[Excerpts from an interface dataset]

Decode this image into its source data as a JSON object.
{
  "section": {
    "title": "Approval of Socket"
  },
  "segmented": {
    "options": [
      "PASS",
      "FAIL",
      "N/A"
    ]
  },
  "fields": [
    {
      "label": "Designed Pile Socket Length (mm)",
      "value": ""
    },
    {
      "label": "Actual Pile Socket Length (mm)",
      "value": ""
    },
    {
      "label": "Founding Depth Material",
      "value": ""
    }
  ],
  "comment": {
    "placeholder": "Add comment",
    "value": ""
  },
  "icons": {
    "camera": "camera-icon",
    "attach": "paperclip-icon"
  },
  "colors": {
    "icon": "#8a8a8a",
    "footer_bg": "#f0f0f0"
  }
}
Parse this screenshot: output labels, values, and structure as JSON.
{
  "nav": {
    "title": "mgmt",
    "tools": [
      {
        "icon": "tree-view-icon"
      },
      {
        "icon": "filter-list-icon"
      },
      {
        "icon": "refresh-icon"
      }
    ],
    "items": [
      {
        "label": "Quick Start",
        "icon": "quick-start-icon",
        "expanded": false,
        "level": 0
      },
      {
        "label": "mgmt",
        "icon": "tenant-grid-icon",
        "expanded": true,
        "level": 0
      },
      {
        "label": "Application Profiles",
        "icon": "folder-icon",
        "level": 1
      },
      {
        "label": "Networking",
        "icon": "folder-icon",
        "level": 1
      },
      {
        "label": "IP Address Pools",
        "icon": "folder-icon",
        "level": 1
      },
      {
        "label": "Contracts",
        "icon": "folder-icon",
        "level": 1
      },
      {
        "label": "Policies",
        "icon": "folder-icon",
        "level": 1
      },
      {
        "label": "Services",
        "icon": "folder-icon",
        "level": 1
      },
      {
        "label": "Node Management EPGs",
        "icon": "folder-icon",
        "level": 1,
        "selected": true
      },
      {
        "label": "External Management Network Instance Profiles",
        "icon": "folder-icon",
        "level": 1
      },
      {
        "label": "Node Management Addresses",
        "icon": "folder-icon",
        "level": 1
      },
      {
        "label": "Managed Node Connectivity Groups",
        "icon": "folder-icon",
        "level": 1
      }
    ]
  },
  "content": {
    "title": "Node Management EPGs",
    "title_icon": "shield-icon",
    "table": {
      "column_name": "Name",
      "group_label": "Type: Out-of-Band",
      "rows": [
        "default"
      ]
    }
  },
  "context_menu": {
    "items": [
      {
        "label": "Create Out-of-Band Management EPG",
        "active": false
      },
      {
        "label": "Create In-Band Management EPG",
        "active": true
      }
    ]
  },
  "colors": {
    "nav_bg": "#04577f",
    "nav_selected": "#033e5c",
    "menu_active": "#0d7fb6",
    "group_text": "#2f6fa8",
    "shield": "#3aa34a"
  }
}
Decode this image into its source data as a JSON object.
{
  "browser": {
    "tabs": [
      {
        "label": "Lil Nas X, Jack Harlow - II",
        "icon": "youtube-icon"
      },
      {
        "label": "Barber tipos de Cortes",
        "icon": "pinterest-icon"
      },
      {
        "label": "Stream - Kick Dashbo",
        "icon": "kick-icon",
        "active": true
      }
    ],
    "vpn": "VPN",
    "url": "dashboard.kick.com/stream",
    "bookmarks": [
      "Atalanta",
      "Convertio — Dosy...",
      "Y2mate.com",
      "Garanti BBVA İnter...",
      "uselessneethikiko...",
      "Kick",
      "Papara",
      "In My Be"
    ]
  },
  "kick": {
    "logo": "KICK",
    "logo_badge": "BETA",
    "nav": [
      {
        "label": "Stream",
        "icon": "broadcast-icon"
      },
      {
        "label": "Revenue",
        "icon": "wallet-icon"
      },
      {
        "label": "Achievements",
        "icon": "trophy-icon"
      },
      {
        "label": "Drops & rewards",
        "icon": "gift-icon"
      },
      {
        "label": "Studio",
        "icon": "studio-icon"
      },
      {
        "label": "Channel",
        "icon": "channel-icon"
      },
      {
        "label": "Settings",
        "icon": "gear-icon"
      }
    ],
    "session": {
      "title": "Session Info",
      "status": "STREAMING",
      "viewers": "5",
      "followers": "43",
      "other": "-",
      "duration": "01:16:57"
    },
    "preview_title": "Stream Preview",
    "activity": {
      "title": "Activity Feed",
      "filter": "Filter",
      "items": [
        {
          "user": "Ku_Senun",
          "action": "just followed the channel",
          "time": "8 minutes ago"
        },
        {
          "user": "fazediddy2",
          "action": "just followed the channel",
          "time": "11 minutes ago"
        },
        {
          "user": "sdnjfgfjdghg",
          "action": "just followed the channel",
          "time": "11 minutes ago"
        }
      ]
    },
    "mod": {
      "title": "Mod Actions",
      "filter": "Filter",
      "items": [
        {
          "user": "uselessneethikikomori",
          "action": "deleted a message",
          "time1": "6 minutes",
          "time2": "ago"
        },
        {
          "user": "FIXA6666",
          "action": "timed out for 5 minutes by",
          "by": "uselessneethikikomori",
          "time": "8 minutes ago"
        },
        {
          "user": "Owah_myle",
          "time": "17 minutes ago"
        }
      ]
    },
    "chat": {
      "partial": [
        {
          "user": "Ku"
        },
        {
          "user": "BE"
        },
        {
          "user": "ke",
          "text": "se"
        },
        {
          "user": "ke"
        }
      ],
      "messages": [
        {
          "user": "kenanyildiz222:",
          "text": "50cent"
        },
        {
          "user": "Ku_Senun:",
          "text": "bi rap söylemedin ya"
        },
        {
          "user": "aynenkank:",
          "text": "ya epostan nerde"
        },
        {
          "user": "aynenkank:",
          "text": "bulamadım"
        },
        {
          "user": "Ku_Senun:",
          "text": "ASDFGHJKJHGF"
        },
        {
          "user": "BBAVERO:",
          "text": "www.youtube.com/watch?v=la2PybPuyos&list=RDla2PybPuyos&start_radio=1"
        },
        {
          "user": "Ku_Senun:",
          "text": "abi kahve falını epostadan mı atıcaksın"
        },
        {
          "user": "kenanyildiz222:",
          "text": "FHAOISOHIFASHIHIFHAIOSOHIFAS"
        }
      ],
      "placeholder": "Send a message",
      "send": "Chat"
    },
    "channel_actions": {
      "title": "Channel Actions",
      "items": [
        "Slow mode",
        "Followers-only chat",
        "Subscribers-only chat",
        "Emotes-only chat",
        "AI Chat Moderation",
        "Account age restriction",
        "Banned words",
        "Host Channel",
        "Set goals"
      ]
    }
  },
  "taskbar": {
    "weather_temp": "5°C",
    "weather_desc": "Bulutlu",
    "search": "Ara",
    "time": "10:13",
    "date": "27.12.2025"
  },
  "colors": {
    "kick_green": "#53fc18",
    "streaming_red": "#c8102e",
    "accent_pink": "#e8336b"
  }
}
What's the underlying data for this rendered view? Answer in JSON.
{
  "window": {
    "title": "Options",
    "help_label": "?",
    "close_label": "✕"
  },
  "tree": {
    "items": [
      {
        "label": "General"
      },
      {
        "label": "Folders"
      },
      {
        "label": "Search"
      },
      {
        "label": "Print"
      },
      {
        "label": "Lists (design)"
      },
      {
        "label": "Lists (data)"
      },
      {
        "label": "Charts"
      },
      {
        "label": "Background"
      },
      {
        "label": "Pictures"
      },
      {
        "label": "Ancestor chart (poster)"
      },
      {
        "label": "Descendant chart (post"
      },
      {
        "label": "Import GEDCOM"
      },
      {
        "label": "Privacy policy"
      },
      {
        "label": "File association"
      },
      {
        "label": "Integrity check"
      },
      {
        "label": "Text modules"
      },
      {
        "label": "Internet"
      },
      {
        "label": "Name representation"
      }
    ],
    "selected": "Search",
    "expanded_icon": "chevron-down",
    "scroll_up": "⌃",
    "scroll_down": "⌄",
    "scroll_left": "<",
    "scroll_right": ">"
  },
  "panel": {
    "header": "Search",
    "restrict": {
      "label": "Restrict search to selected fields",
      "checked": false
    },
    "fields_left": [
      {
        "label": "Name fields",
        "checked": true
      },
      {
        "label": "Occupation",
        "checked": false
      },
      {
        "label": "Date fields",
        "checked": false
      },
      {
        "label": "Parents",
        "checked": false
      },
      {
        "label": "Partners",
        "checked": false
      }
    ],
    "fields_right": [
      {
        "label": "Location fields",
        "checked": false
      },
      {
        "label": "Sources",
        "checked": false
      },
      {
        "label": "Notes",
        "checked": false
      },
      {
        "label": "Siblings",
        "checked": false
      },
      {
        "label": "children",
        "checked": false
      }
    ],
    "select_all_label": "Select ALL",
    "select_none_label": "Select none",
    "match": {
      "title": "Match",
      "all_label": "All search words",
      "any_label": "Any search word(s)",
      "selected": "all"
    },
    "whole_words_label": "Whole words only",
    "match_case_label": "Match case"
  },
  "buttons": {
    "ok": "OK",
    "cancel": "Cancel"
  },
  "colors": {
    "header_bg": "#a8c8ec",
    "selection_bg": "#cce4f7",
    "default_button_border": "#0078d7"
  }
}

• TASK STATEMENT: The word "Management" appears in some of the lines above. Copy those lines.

• TASK RESULT:
        "label": "Node Management EPGs",
        "label": "External Management Network Instance Profiles",
        "label": "Node Management Addresses",
    "title": "Node Management EPGs",
        "label": "Create Out-of-Band Management EPG",
        "label": "Create In-Band Management EPG",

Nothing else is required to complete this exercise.